For consumers wondering how to make sense of the changes in the recording industry, music industry analysts have this advice: Now is a good time to buy obscure or lesser-known LPs, because entire catalogues will begin to disappear. One benefit is that LP prices have dropped dramatically.
There's no need to rush out and sell your turntable, particularly if you have a large collection of LPs. There's a good chance that many of them won't be duplicated on CD. And if you enjoy music from independent labels, those will not be joining the CD bandwagon for a while.
Some experts advise not to invest in a new turntable unless you're going to go to the high end ($1,000 and up) for a laser turntable that ``reads'' the grooves and doesn't wear out albums.
If your taste runs to trendy music of interest for just a few months, you probably don't need a CD player.
Those who love classical music or jazz will be particularly happy with a CD. But for funkier jazz and blues, the ``dirtier'' analog sound might work better.
For those considering buying a CD player, now is a good time. Between now and Christmas there will be great bargains, (good quality, moderately priced CD players run between $200 and $500), partly because this is inventory bought before the dollar was devalued against the yen.

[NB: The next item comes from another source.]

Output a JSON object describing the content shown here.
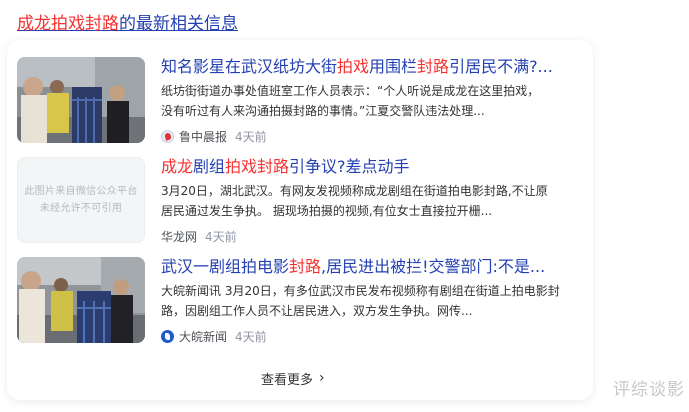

Later, prices are expected to go up.
However, next year the ``compact disc interactive'' will be part of the hardware. That will enable a user to hook a CD player up to one's home computer, enabling the user to get high-resolution sound as well as graphics. Those who have players now and will want that device will be able to upgrade their systems with a special box.